August 14, 2012 — Several states have enacted abortion bans later in pregnancy based on the disputed theory that a fetus can feel pain after 20 weeks of gestation, but only one has been challenged in court, Politico reports.
Although congressional attempts to enact so-called "fetal pain" legislation have stalled, abortion-rights opponents have found a foothold in conservative state legislatures since early 2010, resulting in the passage of measures in Alabama, Arizona, Georgia, Idaho, Indiana, Kansas, Louisiana, Nebraska, and Oklahoma. Earlier this month, an appeals court issued a temporary injunction against the Arizona law after an abortion-rights group and three physicians challenged the measure.
The American College of Obstetricians and Gynecologists says there is no legitimate scientific evidence that fetuses can feel pain at 20 weeks. Despite this, the laws cite the "finding" that fetuses are capable of feeling pain at that point.

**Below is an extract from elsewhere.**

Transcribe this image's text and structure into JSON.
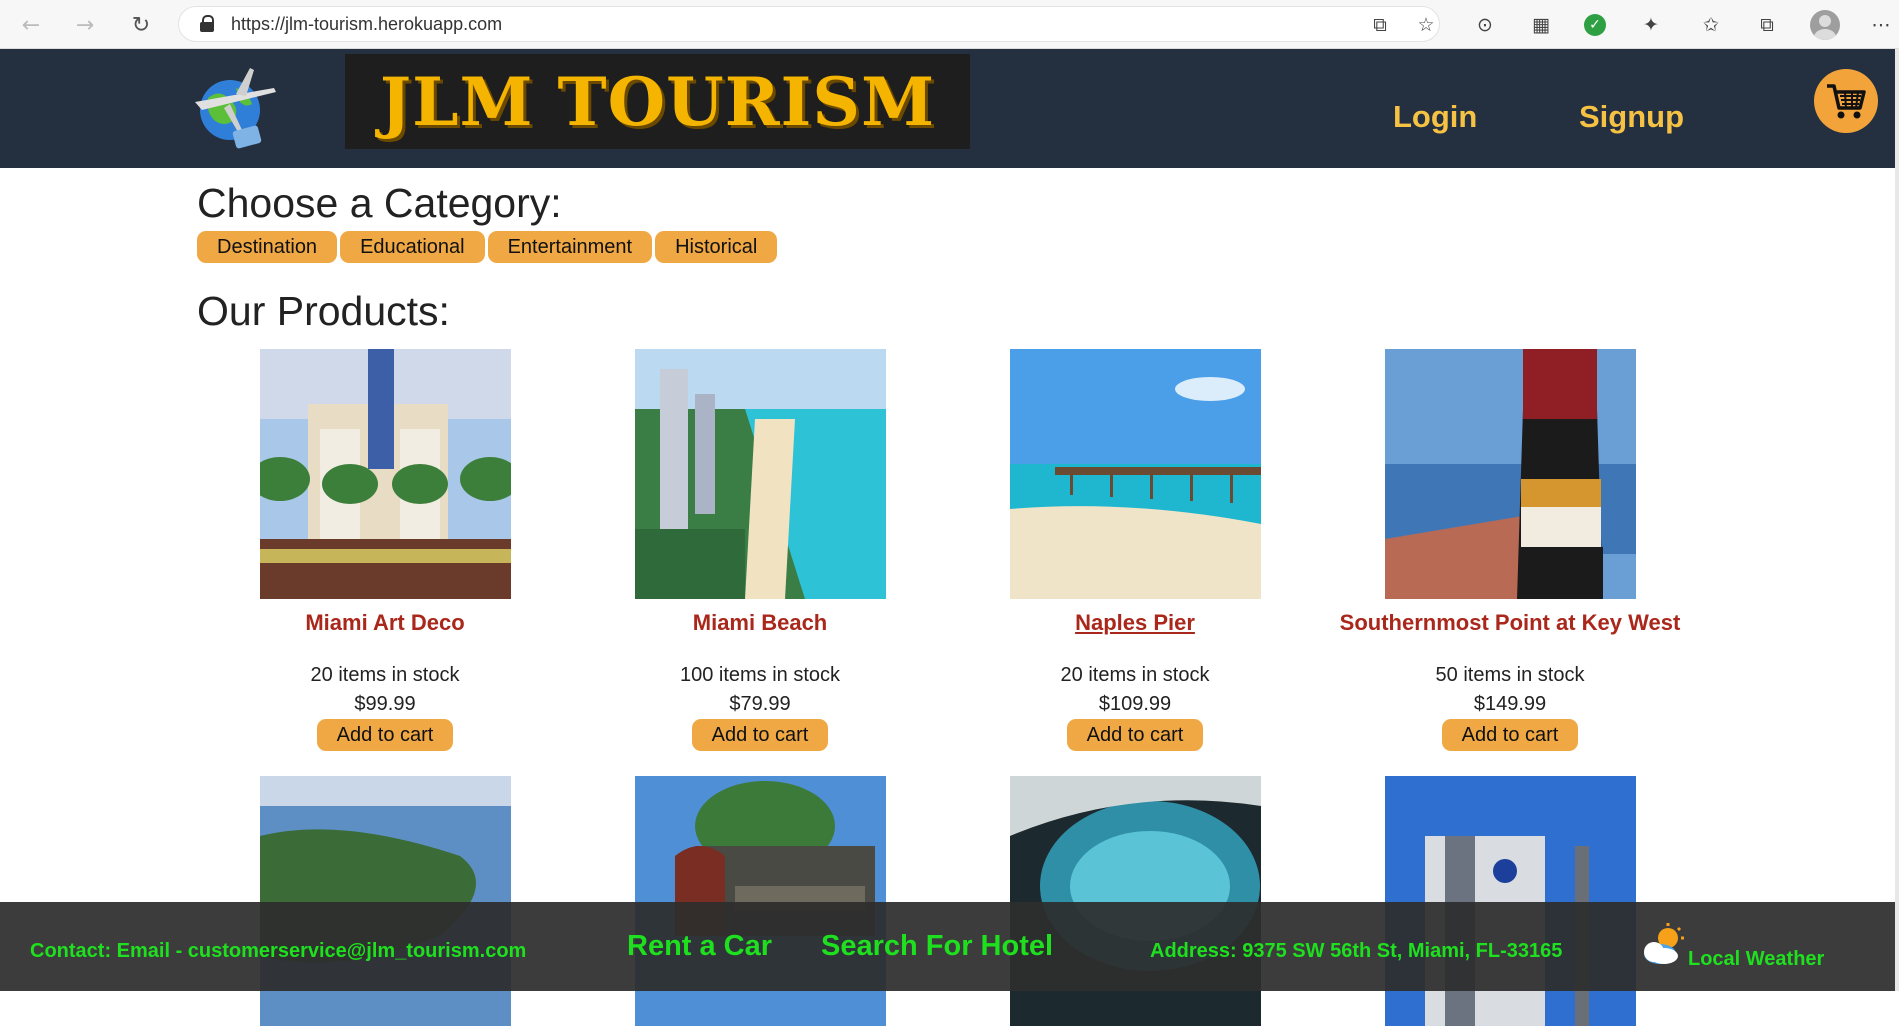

Politico reports that laws banning abortion before viability also directly conflict with Roe v. Wade. Additionally, the state laws' exceptions to protect a woman's health are typically far narrower than what is required under Roe and its progeny. Further, most of the state laws do not allow exceptions for severe fetal anomalies, which often cannot be detected until after 20 weeks of pregnancy.
Comparisons to 'Partial-Birth Abortion' Strategy

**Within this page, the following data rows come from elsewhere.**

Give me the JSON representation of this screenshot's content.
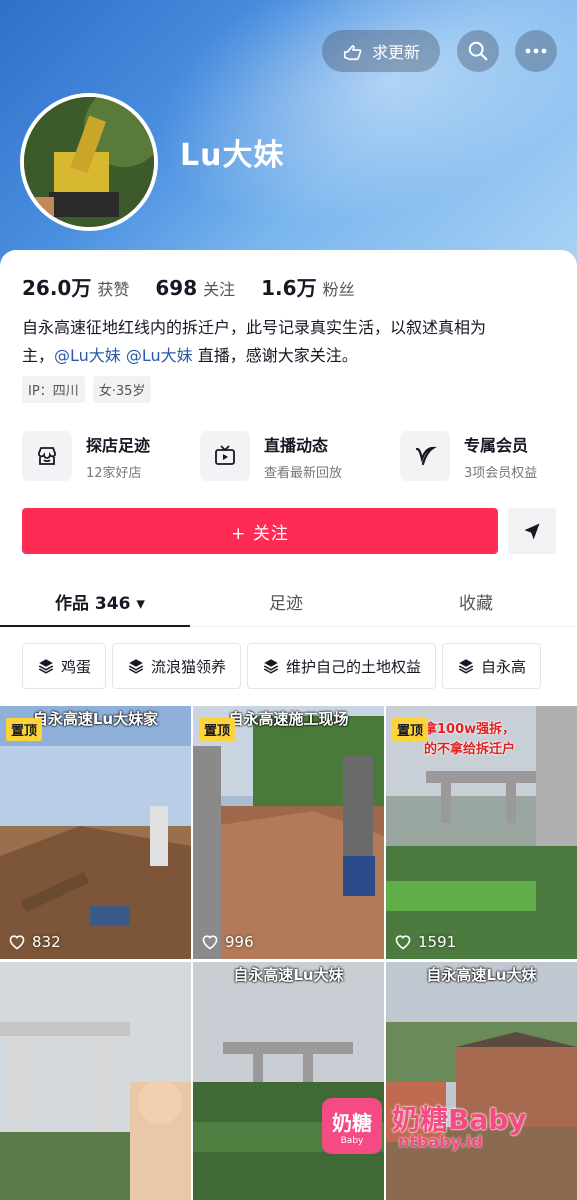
{
  "header": {
    "update_label": "求更新",
    "nickname": "Lu大妹"
  },
  "stats": [
    {
      "num": "26.0万",
      "label": "获赞"
    },
    {
      "num": "698",
      "label": "关注"
    },
    {
      "num": "1.6万",
      "label": "粉丝"
    }
  ],
  "bio": {
    "line1": "自永高速征地红线内的拆迁户，此号记录真实生活，以叙述真相为",
    "line2_prefix": "主，",
    "mention1": "@Lu大妹",
    "mention2": "@Lu大妹",
    "line2_suffix": " 直播，感谢大家关注。"
  },
  "tags": [
    "IP：四川",
    "女·35岁"
  ],
  "features": [
    {
      "title": "探店足迹",
      "sub": "12家好店",
      "icon": "store-icon"
    },
    {
      "title": "直播动态",
      "sub": "查看最新回放",
      "icon": "tv-icon"
    },
    {
      "title": "专属会员",
      "sub": "3项会员权益",
      "icon": "v-icon"
    }
  ],
  "follow_label": "+ 关注",
  "tabs": [
    {
      "label": "作品 346 ▾"
    },
    {
      "label": "足迹"
    },
    {
      "label": "收藏"
    }
  ],
  "collections": [
    "鸡蛋",
    "流浪猫领养",
    "维护自己的土地权益",
    "自永高"
  ],
  "videos": [
    {
      "caption": "自永高速Lu大妹家",
      "pinned": "置顶",
      "likes": "832"
    },
    {
      "caption": "自永高速施工现场",
      "pinned": "置顶",
      "likes": "996"
    },
    {
      "caption": "",
      "pinned": "置顶",
      "likes": "1591",
      "overlay1": "拿100w强拆，",
      "overlay2": "的不拿给拆迁户"
    },
    {
      "caption": "",
      "likes": ""
    },
    {
      "caption": "自永高速Lu大妹",
      "likes": ""
    },
    {
      "caption": "自永高速Lu大妹",
      "likes": ""
    }
  ],
  "watermark": {
    "logo_top": "奶糖",
    "logo_bottom": "Baby",
    "title": "奶糖Baby",
    "url": "ntbaby.id"
  },
  "colors": {
    "follow": "#fe2c55",
    "pin": "#fdd33a",
    "mention": "#2b5aa8",
    "watermark": "#f64a85"
  }
}
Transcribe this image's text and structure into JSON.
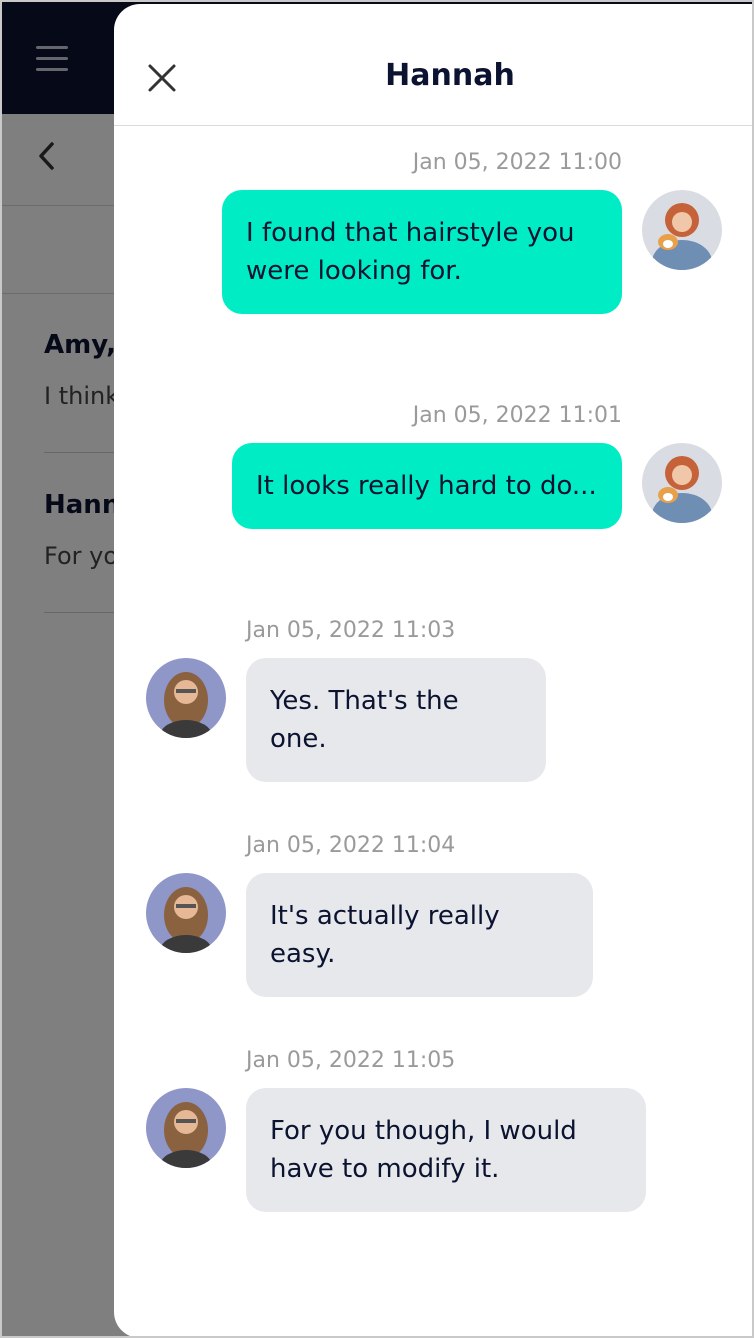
{
  "background": {
    "conversations": [
      {
        "name": "Amy,",
        "preview": "I think"
      },
      {
        "name": "Hann",
        "preview": "For yo"
      }
    ]
  },
  "chat": {
    "title": "Hannah",
    "messages": [
      {
        "direction": "outgoing",
        "time": "Jan 05, 2022 11:00",
        "text": "I found that hairstyle you were looking for."
      },
      {
        "direction": "outgoing",
        "time": "Jan 05, 2022 11:01",
        "text": "It looks really hard to do..."
      },
      {
        "direction": "incoming",
        "time": "Jan 05, 2022 11:03",
        "text": "Yes. That's the one."
      },
      {
        "direction": "incoming",
        "time": "Jan 05, 2022 11:04",
        "text": "It's actually really easy."
      },
      {
        "direction": "incoming",
        "time": "Jan 05, 2022 11:05",
        "text": "For you though, I would have to modify it."
      }
    ]
  },
  "icons": {
    "menu": "hamburger-icon",
    "back": "chevron-left-icon",
    "close": "close-icon"
  },
  "colors": {
    "topbar": "#0c1330",
    "outgoing_bubble": "#00ecc4",
    "incoming_bubble": "#e6e8eb",
    "text_primary": "#0c1330",
    "timestamp": "#9a9a9a"
  }
}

The emphasis on "fetal pain" mirrors the strategy that abortion-rights opponents used in enacting a ban on the procedure they call "partial-birth abortion," according to Politico. In both cases, they have deliberately chosen words and imagery -- such as "gruesome," "excruciating" and "pain capable-unborn children" -- that make people uneasy.
"The ability to mobilize around this idea (of fetal pain) was such as easy call," Marjorie Dannenfelser, president of the antiabortion group Susan B. Anthony List, said.

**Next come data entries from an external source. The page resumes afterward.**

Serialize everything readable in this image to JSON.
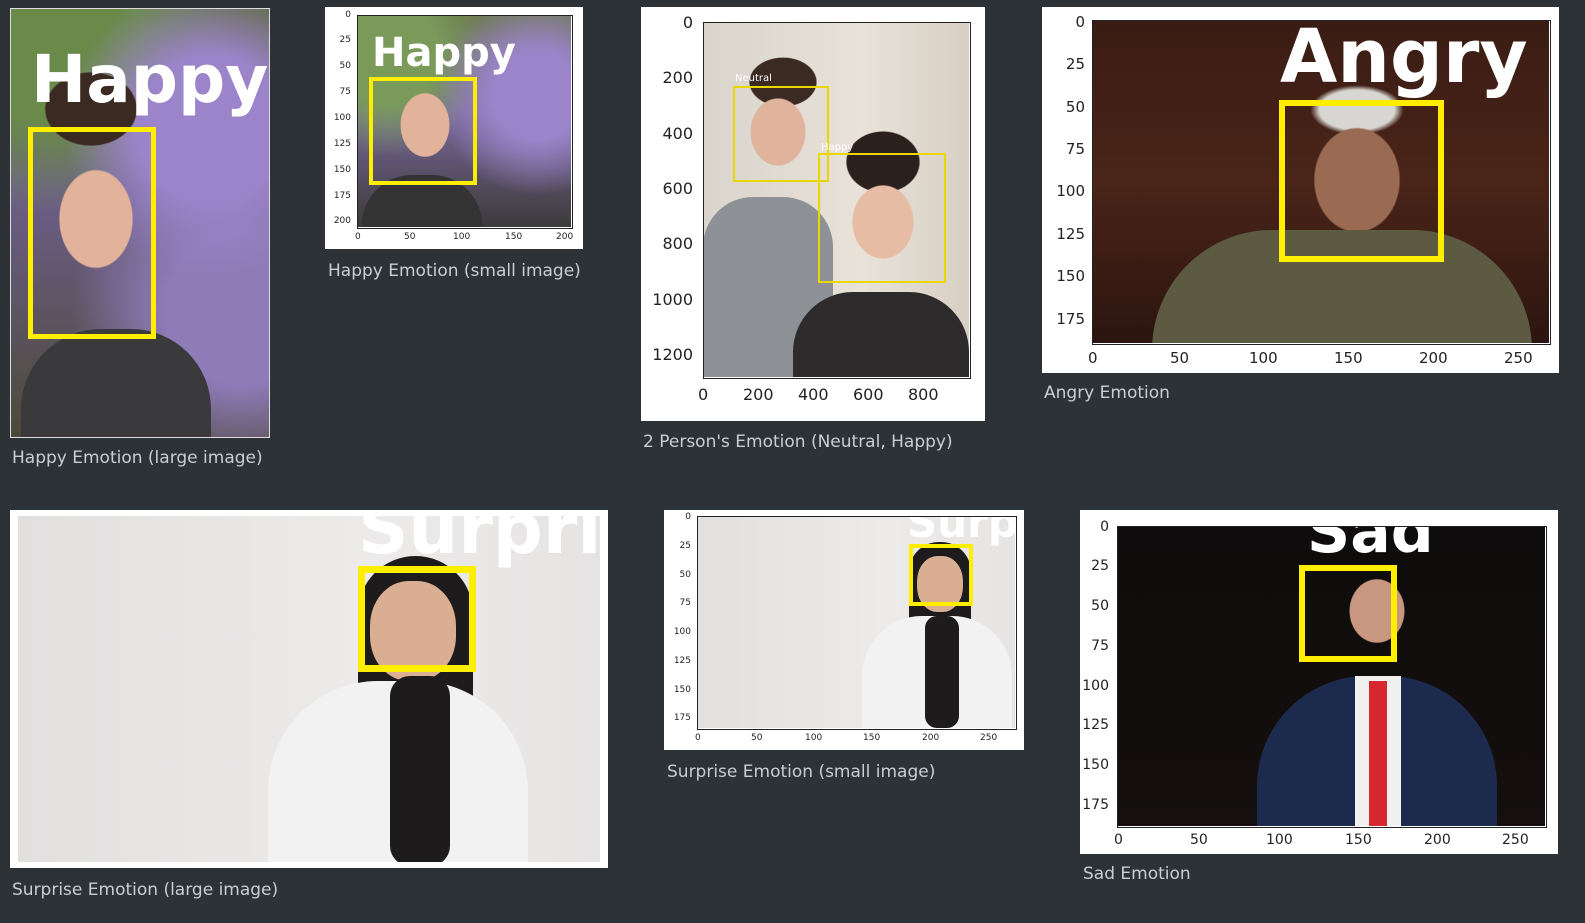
{
  "figures": [
    {
      "caption": "Happy Emotion (large image)",
      "emotion_label": "Happy",
      "axes_shown": false
    },
    {
      "caption": "Happy Emotion (small image)",
      "emotion_label": "Happy",
      "axes_shown": true,
      "x_ticks": [
        "0",
        "50",
        "100",
        "150",
        "200"
      ],
      "y_ticks": [
        "0",
        "25",
        "50",
        "75",
        "100",
        "125",
        "150",
        "175",
        "200"
      ]
    },
    {
      "caption": "2 Person's Emotion (Neutral, Happy)",
      "emotion_labels": [
        "Neutral",
        "Happy"
      ],
      "axes_shown": true,
      "x_ticks": [
        "0",
        "200",
        "400",
        "600",
        "800"
      ],
      "y_ticks": [
        "0",
        "200",
        "400",
        "600",
        "800",
        "1000",
        "1200"
      ]
    },
    {
      "caption": "Angry Emotion",
      "emotion_label": "Angry",
      "axes_shown": true,
      "x_ticks": [
        "0",
        "50",
        "100",
        "150",
        "200",
        "250"
      ],
      "y_ticks": [
        "0",
        "25",
        "50",
        "75",
        "100",
        "125",
        "150",
        "175"
      ]
    },
    {
      "caption": "Surprise Emotion (large image)",
      "emotion_label": "Surpri",
      "axes_shown": false
    },
    {
      "caption": "Surprise Emotion (small image)",
      "emotion_label": "Surpr",
      "axes_shown": true,
      "x_ticks": [
        "0",
        "50",
        "100",
        "150",
        "200",
        "250"
      ],
      "y_ticks": [
        "0",
        "25",
        "50",
        "75",
        "100",
        "125",
        "150",
        "175"
      ]
    },
    {
      "caption": "Sad Emotion",
      "emotion_label": "Sad",
      "axes_shown": true,
      "x_ticks": [
        "0",
        "50",
        "100",
        "150",
        "200",
        "250"
      ],
      "y_ticks": [
        "0",
        "25",
        "50",
        "75",
        "100",
        "125",
        "150",
        "175"
      ]
    }
  ],
  "colors": {
    "page_background": "#2d3236",
    "caption_text": "#c9ced2",
    "detection_box": "#ffee00",
    "label_text": "#ffffff"
  }
}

The sole legal challenge to fetal pain laws to date runs counter to the numerous lawsuits that have been filed against partial-birth abortion bans. The makeup of the Supreme Court leaves much uncertainty around the outcome of any challenge to fetal pain laws, Politico notes.
"There's no question that this Supreme Court as remade by [President] George [W.] Bush is very hostile to reproductive rights," Donna Crane, policy director for NARAL Pro-Choice America, said (Smith, Politico, 8/13).
Repro Health Watch — an exciting new edition of the Women’s Health Policy Report — compiles and distributes media coverage of proposed and enacted state laws and ballot initiatives affecting women's access to comprehensive reproductive health care, as well as litigation in response to those provisions.